§ **EXERCISE DETAILS**:
Leave out the pictures and repeat the entries below verbatim.

§ **DATA TO USE**:
--*--

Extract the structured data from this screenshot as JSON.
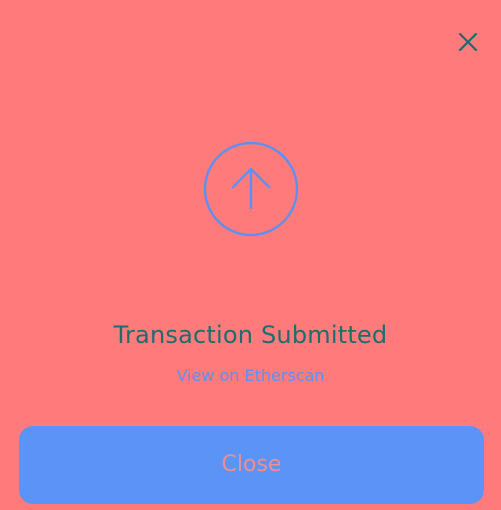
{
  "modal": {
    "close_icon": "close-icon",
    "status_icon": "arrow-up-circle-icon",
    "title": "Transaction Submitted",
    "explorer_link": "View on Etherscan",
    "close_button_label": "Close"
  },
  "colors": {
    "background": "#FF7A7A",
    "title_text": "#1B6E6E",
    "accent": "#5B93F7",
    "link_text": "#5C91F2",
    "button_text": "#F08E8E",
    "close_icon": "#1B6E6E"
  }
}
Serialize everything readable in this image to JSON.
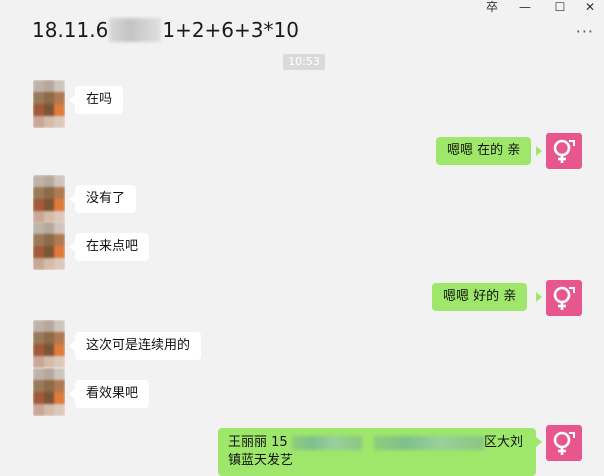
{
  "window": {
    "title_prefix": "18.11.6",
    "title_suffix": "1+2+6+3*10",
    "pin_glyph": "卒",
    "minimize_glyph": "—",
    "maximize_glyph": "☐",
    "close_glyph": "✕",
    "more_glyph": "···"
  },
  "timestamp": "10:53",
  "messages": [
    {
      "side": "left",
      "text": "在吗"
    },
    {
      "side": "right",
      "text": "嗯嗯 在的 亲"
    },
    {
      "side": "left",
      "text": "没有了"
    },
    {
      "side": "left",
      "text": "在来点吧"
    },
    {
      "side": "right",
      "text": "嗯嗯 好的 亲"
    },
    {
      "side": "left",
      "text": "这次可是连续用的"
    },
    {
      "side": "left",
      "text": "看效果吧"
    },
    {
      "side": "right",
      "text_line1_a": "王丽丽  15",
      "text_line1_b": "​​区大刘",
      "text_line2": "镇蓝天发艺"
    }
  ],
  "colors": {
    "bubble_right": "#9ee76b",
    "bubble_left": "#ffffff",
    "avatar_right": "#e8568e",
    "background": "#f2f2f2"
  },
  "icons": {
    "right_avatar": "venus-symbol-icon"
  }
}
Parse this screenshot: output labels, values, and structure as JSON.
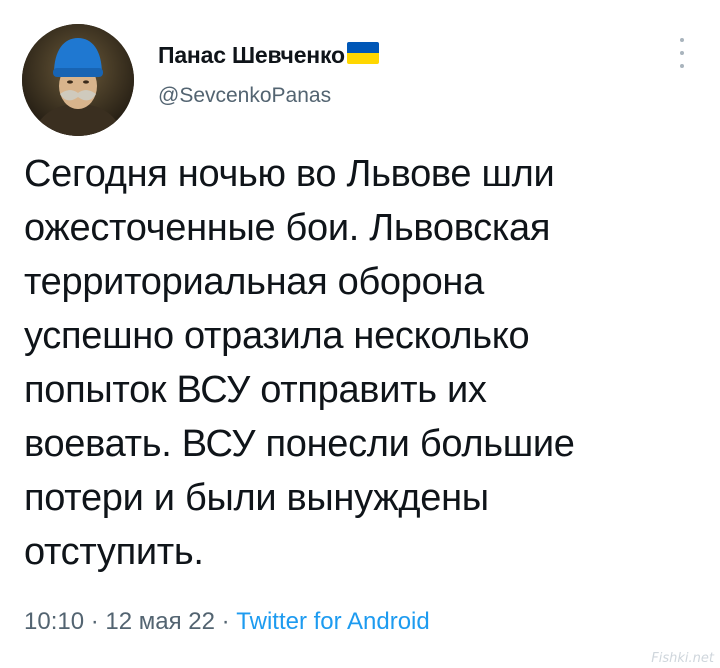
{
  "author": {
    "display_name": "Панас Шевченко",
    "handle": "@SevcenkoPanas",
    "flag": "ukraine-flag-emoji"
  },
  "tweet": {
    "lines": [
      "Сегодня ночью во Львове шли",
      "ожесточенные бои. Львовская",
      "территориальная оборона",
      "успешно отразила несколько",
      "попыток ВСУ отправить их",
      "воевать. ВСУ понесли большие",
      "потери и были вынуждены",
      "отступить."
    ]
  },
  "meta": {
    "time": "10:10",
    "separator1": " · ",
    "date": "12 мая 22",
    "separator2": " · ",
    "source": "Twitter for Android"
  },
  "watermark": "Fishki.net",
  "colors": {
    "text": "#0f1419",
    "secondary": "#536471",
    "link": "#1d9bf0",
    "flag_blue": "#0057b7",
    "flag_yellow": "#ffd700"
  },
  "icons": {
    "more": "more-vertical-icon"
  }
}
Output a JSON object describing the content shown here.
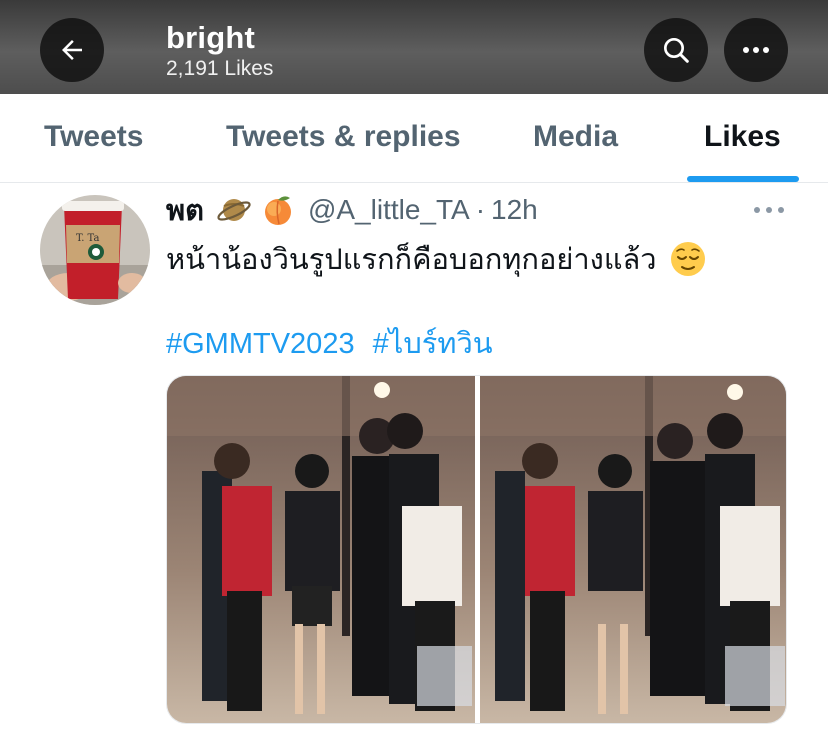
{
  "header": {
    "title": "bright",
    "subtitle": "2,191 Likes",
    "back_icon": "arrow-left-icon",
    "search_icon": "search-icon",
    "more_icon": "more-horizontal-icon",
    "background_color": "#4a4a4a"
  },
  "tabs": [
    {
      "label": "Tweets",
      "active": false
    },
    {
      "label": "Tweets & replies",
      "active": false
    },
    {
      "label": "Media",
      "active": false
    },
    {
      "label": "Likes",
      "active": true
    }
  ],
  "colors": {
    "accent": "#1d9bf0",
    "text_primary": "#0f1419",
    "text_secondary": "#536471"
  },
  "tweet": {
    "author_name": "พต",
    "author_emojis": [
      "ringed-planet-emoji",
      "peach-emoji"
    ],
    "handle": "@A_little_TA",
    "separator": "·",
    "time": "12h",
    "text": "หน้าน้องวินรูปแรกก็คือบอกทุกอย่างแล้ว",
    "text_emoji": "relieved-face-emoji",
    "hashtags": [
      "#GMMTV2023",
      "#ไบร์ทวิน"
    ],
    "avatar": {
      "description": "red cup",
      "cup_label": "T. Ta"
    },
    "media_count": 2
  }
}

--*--

§ **EXERCISE RESPONSE**:
Extract the structured data from this screenshot as JSON.
{
  "modal": {
    "close_icon": "close-icon",
    "status_icon": "arrow-up-circle-icon",
    "title": "Transaction Submitted",
    "explorer_link": "View on Etherscan",
    "close_button_label": "Close"
  },
  "colors": {
    "background": "#FF7A7A",
    "title_text": "#1B6E6E",
    "accent": "#5B93F7",
    "link_text": "#5C91F2",
    "button_text": "#F08E8E",
    "close_icon": "#1B6E6E"
  }
}
Serialize everything readable in this image to JSON.
{
  "window": {
    "title_prefix": "18.11.6",
    "title_suffix": "1+2+6+3*10",
    "pin_glyph": "卒",
    "minimize_glyph": "—",
    "maximize_glyph": "☐",
    "close_glyph": "✕",
    "more_glyph": "···"
  },
  "timestamp": "10:53",
  "messages": [
    {
      "side": "left",
      "text": "在吗"
    },
    {
      "side": "right",
      "text": "嗯嗯 在的 亲"
    },
    {
      "side": "left",
      "text": "没有了"
    },
    {
      "side": "left",
      "text": "在来点吧"
    },
    {
      "side": "right",
      "text": "嗯嗯 好的 亲"
    },
    {
      "side": "left",
      "text": "这次可是连续用的"
    },
    {
      "side": "left",
      "text": "看效果吧"
    },
    {
      "side": "right",
      "text_line1_a": "王丽丽  15",
      "text_line1_b": "​​区大刘",
      "text_line2": "镇蓝天发艺"
    }
  ],
  "colors": {
    "bubble_right": "#9ee76b",
    "bubble_left": "#ffffff",
    "avatar_right": "#e8568e",
    "background": "#f2f2f2"
  },
  "icons": {
    "right_avatar": "venus-symbol-icon"
  }
}
Parse this screenshot: output labels, values, and structure as JSON.
{
  "author": {
    "display_name": "Панас Шевченко",
    "handle": "@SevcenkoPanas",
    "flag": "ukraine-flag-emoji"
  },
  "tweet": {
    "lines": [
      "Сегодня ночью во Львове шли",
      "ожесточенные бои. Львовская",
      "территориальная оборона",
      "успешно отразила несколько",
      "попыток ВСУ отправить их",
      "воевать. ВСУ понесли большие",
      "потери и были вынуждены",
      "отступить."
    ]
  },
  "meta": {
    "time": "10:10",
    "separator1": " · ",
    "date": "12 мая 22",
    "separator2": " · ",
    "source": "Twitter for Android"
  },
  "watermark": "Fishki.net",
  "colors": {
    "text": "#0f1419",
    "secondary": "#536471",
    "link": "#1d9bf0",
    "flag_blue": "#0057b7",
    "flag_yellow": "#ffd700"
  },
  "icons": {
    "more": "more-vertical-icon"
  }
}
Output a JSON object describing the content shown here.
{
  "header": {
    "title": "bright",
    "subtitle": "2,191 Likes",
    "back_icon": "arrow-left-icon",
    "search_icon": "search-icon",
    "more_icon": "more-horizontal-icon",
    "background_color": "#4a4a4a"
  },
  "tabs": [
    {
      "label": "Tweets",
      "active": false
    },
    {
      "label": "Tweets & replies",
      "active": false
    },
    {
      "label": "Media",
      "active": false
    },
    {
      "label": "Likes",
      "active": true
    }
  ],
  "colors": {
    "accent": "#1d9bf0",
    "text_primary": "#0f1419",
    "text_secondary": "#536471"
  },
  "tweet": {
    "author_name": "พต",
    "author_emojis": [
      "ringed-planet-emoji",
      "peach-emoji"
    ],
    "handle": "@A_little_TA",
    "separator": "·",
    "time": "12h",
    "text": "หน้าน้องวินรูปแรกก็คือบอกทุกอย่างแล้ว",
    "text_emoji": "relieved-face-emoji",
    "hashtags": [
      "#GMMTV2023",
      "#ไบร์ทวิน"
    ],
    "avatar": {
      "description": "red cup",
      "cup_label": "T. Ta"
    },
    "media_count": 2
  }
}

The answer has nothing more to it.